Secretary of state was in the eye of multiple political storms during his eight-year tenure.
Minnesota Secretary of State Mark Ritchie decided that eight years of long hours, accusations of stolen elections and the occasional death threat was enough. On Tuesday the Minneapolis DFLer announced he will step down at the end of next year, setting off an immediate scramble for an office that both Democrats and Republicans are eager to control.
“I will miss the many opportunities — traveling the state and learning and being with people,” Ritchie said Tuesday. While rewarding, he said, his time in the office “has come at the expense of family and friends and other parts of my life, so I’m looking forward to just a little break.”
Nineteen minutes after Ritchie’s announcement, candidates started jumping in, eyeing a rare chance to become the state’s chief voting official in a race with no incumbent. Minnesota’s voting laws and election management, like those across the country, have become weapons in the brutally partisan voting wars over who gets to vote and how.
By day’s end more than half a dozen candidates evinced interest in the race and more are expected to follow.
“It’s going to be the most visible and expensive secretary of state’s election in our state’s history,” said Rep. Pat Garofalo, a Farmington Republican who is considering a bid.
Spotlight on once sedate office
Ritchie rose to national attention in 2008, during Minnesota’s months-long U.S. Senate recount battle between Democrat Al Franken and Republican Norm Coleman.
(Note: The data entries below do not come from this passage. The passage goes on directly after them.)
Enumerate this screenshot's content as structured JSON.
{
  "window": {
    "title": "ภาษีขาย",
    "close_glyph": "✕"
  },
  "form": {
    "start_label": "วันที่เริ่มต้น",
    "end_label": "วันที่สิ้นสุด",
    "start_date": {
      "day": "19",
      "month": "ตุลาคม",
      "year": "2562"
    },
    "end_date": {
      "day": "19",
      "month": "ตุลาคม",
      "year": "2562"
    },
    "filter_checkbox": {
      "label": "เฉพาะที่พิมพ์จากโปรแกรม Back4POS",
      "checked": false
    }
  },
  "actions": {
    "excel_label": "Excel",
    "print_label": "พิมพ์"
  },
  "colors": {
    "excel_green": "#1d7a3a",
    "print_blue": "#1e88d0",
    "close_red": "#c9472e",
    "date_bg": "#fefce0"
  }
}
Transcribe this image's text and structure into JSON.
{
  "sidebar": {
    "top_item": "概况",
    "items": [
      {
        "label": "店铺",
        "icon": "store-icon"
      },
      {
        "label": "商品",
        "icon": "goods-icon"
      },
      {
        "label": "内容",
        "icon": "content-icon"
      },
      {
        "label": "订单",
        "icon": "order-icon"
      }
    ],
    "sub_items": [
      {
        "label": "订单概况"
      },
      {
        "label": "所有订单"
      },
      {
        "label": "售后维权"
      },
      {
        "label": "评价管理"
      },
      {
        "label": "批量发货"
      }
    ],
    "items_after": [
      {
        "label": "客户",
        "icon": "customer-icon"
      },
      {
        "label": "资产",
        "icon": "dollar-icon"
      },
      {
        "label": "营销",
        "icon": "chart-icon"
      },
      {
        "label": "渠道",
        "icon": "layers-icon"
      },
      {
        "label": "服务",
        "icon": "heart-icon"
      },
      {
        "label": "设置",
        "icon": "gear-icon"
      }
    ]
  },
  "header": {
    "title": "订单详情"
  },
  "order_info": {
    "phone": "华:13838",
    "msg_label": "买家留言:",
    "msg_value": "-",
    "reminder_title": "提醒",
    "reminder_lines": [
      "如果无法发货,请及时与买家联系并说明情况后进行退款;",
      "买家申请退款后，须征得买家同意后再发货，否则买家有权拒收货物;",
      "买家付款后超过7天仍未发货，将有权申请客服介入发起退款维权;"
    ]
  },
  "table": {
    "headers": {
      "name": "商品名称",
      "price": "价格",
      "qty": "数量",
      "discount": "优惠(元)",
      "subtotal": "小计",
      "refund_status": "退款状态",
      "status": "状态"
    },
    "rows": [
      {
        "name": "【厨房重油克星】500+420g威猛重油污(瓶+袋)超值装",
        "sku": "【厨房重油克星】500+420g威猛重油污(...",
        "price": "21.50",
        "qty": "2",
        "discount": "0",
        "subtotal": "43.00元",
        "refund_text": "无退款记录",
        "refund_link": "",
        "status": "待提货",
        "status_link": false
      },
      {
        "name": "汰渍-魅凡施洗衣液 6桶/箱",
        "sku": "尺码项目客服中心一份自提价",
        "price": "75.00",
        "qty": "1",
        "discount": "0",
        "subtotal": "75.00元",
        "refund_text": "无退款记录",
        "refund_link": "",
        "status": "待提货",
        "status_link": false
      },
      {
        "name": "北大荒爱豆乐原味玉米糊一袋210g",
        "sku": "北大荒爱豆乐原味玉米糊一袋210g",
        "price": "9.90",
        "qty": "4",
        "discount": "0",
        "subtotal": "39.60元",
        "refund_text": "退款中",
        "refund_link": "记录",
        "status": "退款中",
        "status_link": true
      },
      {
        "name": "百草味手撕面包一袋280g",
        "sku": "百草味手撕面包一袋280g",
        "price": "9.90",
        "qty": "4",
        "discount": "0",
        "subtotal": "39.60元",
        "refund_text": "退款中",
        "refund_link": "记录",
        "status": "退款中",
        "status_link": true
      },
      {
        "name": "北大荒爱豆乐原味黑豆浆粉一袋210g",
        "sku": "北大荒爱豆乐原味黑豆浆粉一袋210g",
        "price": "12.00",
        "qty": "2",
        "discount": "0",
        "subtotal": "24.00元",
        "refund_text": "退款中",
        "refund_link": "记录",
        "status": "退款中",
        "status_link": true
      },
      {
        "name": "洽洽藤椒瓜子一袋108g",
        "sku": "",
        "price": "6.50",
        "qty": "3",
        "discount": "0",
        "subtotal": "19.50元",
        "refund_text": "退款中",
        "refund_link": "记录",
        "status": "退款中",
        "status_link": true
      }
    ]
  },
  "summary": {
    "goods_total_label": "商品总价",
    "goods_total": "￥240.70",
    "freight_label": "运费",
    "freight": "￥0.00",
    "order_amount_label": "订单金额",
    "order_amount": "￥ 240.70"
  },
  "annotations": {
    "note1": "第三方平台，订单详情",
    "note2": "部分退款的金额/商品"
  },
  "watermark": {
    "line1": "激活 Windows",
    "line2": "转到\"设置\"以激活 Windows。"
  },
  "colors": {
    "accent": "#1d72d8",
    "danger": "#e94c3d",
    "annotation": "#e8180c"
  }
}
The entire Senate election was counted, recounted, challenged and adjudicated, with Ritchie’s every move under intense scrutiny.
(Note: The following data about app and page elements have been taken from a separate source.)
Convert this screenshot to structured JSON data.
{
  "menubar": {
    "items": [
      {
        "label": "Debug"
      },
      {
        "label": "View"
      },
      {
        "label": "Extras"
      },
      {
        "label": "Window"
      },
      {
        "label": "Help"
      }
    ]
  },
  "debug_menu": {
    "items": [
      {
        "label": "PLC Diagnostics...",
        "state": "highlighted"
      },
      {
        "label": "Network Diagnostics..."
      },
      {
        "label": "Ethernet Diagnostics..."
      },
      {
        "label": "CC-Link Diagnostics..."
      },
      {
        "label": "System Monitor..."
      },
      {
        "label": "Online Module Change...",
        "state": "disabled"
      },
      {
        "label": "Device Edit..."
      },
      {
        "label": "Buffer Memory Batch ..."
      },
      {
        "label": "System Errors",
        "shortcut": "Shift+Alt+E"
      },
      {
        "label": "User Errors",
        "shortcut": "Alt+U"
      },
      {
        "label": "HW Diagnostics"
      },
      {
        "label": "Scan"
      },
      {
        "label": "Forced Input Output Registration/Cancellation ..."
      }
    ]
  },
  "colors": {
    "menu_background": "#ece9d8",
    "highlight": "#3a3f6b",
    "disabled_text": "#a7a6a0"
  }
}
“I come with a thick skin,” Ritchie said, “and I know that was part of the deal.”
Though some Republicans still question his handling of that bitter contest, the Minnesota Supreme Court pronounced the election clean and allowed the results to stand. Ritchie marks that period with pride.
He said other election officials told him that the nine-month recount, which ended peacefully, “helped to heal some of the wounds that had occurred in 2000,” when Al Gore and George W. Bush fought over the counting of Florida votes in the presidential election.
In 2010, Ritchie found himself at the center of another epic election nail-biter, when the hard-fought gubernatorial race between DFLer Mark Dayton and Republican Tom Emmer was too close to call. The brickbats, praise and scrutiny started anew.
“Some secretaries of state don’t ever manage a statewide recount. Mark oversaw two within a two-year period,” said DFL state party Chairman Ken Martin, who at the time was managing Dayton’s recount campaign. “His office did an incredible job of handling the logistics of hand-counting millions of ballots to ensure every Minnesotan’s vote counted.” That recount ended narrowly in Dayton’s favor.
Last year, Ritchie’s decisions — and his alleged partisanship — were questioned again when he changed the titles of two constitutional amendments put before voters by Republican lawmakers. This time Ritchie lost. The Minnesota Supreme Court ruled that Ritchie did not have the authority to retitle the Legislature’s proposed amendments. Though the original titles stood, voters ultimately rejected the amendments.
Dan McGrath, president of Minnesota Majority, contends that through Ritchie’s time in office, he paid too little attention to what McGrath sees as the state’s election problem — voter fraud.
“I do hope that our next secretary of state will show a little more concern for the integrity of our election system,” said McGrath, whose group led the failed effort to require all voters to show state-approved identification at the polls. The state’s courts have found no evidence of significant voter fraud in Minnesota.
Asked about his accomplishments, Ritchie led with one that gets little attention: making Minnesota tops in providing business services and digitizing that side of the office.
Race starts now